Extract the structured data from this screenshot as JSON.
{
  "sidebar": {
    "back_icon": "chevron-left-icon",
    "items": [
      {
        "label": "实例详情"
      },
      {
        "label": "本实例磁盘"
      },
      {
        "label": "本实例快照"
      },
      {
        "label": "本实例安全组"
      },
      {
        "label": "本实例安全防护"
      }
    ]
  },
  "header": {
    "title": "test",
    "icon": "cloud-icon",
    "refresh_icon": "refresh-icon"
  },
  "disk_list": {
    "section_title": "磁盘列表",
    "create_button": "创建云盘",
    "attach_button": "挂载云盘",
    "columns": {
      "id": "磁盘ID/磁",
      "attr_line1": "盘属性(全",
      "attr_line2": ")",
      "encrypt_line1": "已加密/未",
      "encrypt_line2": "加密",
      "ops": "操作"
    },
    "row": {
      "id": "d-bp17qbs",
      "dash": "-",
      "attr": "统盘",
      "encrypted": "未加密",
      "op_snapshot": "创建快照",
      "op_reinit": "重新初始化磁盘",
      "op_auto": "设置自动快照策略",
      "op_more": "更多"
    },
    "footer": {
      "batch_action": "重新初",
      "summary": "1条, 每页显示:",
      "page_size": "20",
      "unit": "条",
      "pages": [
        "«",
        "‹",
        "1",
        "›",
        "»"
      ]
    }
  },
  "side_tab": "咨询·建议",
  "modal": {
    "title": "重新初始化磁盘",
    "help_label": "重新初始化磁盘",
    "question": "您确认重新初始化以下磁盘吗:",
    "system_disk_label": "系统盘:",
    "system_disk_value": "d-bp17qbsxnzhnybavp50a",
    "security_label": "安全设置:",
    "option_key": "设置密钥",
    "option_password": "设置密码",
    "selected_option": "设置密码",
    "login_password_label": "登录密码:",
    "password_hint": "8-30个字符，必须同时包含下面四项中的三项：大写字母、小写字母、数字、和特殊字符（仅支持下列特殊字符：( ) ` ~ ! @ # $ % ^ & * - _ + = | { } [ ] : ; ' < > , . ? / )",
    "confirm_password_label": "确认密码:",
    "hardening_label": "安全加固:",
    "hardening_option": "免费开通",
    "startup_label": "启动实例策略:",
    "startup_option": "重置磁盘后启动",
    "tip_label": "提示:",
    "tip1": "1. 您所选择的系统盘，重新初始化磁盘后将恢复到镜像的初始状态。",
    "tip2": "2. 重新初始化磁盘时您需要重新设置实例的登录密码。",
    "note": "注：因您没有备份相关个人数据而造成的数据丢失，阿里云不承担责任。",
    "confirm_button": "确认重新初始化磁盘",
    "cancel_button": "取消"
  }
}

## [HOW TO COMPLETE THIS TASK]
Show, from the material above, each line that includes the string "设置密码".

## [OUTPUT OF THE EXERCISE]
    "option_password": "设置密码",
    "selected_option": "设置密码",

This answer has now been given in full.